Sunday, September 25, 2011
There have been a number of news stories this week about commute times, based on information from the Census Bureau. Much of it is confusing and contradictory. For example, on Thursday the Times said that New York has the longest commute, but then on Friday a different Times blogger said that New York doesn't have the longest commute any more. What gives?

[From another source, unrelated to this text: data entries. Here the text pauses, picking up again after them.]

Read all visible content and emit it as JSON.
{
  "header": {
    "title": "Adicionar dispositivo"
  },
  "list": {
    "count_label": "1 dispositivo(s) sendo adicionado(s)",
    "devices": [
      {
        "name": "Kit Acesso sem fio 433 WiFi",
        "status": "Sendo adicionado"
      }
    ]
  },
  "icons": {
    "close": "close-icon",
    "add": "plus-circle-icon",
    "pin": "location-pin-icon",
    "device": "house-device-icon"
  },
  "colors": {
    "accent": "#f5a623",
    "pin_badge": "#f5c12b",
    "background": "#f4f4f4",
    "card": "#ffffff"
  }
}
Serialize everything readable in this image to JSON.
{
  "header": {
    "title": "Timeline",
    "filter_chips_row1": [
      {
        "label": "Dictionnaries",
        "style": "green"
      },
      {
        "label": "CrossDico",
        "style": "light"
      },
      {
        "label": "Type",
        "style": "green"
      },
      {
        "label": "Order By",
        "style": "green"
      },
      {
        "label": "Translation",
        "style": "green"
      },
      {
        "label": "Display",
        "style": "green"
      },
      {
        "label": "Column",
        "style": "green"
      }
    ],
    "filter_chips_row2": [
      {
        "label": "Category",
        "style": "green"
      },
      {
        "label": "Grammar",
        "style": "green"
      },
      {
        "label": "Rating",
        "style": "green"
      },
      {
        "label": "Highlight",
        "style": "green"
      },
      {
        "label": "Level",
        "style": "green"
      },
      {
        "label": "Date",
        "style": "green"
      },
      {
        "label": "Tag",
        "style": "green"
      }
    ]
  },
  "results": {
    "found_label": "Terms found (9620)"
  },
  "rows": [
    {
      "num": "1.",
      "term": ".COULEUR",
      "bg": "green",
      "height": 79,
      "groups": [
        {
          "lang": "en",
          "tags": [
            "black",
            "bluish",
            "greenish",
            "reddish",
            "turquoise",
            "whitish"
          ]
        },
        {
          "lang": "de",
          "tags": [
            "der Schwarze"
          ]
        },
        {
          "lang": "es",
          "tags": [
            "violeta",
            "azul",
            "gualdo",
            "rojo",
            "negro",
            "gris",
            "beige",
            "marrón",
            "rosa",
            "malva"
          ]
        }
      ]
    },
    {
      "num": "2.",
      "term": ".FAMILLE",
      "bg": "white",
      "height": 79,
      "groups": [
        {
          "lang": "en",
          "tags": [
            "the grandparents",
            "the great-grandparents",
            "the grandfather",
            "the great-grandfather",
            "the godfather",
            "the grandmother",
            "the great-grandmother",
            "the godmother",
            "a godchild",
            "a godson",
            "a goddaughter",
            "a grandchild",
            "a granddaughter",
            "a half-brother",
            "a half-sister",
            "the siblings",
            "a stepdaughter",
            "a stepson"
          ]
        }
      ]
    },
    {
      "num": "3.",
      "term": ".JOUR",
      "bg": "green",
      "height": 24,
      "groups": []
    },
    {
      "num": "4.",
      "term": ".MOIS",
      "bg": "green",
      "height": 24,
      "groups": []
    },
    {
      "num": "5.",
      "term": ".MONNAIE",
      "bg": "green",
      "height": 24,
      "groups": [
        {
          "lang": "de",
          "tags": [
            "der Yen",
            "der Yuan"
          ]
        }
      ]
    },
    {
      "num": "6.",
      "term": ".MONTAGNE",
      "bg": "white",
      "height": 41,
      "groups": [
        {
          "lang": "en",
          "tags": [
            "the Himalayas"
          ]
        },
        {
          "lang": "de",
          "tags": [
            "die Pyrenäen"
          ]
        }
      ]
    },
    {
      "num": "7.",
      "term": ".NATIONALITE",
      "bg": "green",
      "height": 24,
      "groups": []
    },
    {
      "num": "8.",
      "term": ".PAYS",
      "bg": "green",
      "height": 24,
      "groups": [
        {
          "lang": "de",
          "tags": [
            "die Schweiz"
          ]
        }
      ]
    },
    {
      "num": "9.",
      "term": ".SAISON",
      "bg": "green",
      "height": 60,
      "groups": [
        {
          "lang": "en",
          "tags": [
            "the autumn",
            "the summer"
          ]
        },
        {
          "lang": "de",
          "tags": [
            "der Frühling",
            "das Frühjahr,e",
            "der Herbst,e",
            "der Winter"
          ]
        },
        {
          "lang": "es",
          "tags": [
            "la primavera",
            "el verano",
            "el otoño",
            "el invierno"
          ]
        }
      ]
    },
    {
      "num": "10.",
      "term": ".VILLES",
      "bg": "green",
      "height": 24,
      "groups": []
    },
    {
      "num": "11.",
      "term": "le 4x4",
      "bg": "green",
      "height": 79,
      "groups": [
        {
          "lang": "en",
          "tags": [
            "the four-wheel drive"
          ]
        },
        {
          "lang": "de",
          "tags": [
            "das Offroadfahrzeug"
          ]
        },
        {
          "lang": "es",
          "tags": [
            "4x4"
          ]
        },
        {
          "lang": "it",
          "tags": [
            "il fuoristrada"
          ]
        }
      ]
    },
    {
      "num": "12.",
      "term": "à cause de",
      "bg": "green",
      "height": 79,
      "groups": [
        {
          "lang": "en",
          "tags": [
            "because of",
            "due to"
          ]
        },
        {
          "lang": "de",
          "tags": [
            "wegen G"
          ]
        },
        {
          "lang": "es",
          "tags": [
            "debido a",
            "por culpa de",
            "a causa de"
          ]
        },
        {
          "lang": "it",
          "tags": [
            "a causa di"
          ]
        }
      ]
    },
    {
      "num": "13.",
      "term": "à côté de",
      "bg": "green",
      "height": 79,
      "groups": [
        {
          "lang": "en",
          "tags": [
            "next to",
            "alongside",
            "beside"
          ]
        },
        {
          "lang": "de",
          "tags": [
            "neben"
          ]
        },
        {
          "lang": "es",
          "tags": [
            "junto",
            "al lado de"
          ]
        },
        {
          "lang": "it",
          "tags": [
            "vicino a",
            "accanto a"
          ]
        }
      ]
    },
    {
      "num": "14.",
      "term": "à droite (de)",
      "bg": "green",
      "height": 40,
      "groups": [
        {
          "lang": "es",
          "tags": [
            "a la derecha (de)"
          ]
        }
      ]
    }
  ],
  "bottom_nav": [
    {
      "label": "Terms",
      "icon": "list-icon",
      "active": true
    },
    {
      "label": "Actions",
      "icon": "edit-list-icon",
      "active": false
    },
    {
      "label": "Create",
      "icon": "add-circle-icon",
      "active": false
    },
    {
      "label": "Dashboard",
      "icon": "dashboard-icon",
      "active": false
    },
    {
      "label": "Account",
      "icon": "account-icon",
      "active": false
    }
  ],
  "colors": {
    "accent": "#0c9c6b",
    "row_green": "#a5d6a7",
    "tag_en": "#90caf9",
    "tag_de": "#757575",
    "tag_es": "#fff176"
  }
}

Well, the Census Bureau just released the commuting data from the 2010 American Community Survey. But on the same day they also released an analysis of commuting patterns and trends (PDF) based on data from the 2009 survey. New York has the longest mean time to work in the 2009 data (see page 16), but in 2010 it dropped to number 2. At least according to the analysis reported by Sam Roberts in the City Room, and by the Washington Post. Honestly, I don't get that ranking at all. By my analysis, New York is still #1, Maryland is tied for #6, and Grand Forks, ND, is simply not listed as a metro area that has any commute time data for 2010. I have no idea what Roberts is doing with the data.
Maybe they're using a different method of calculating mean time to work? I'm dividing aggregate time to work by total number of commuters. That matches up with the rankings given by MarketWatch and the Los Angeles Times. What method are Sam Roberts and Ashley Halsey using? What are the Census analysts using?
The rest of it seems like typical bureaucratic dysfunction at the Census. Why release an analysis of the 2009 data at the same time as you release the 2010 data? It'll just confuse everyone. Why have no rows for metro areas with no data, instead of empty rows? Why does the Census Bureau talk about Grand Forks in a press release, but not release the data?
There's a lot of other stuff I have to say about this data, so stay tuned for a few more posts about it.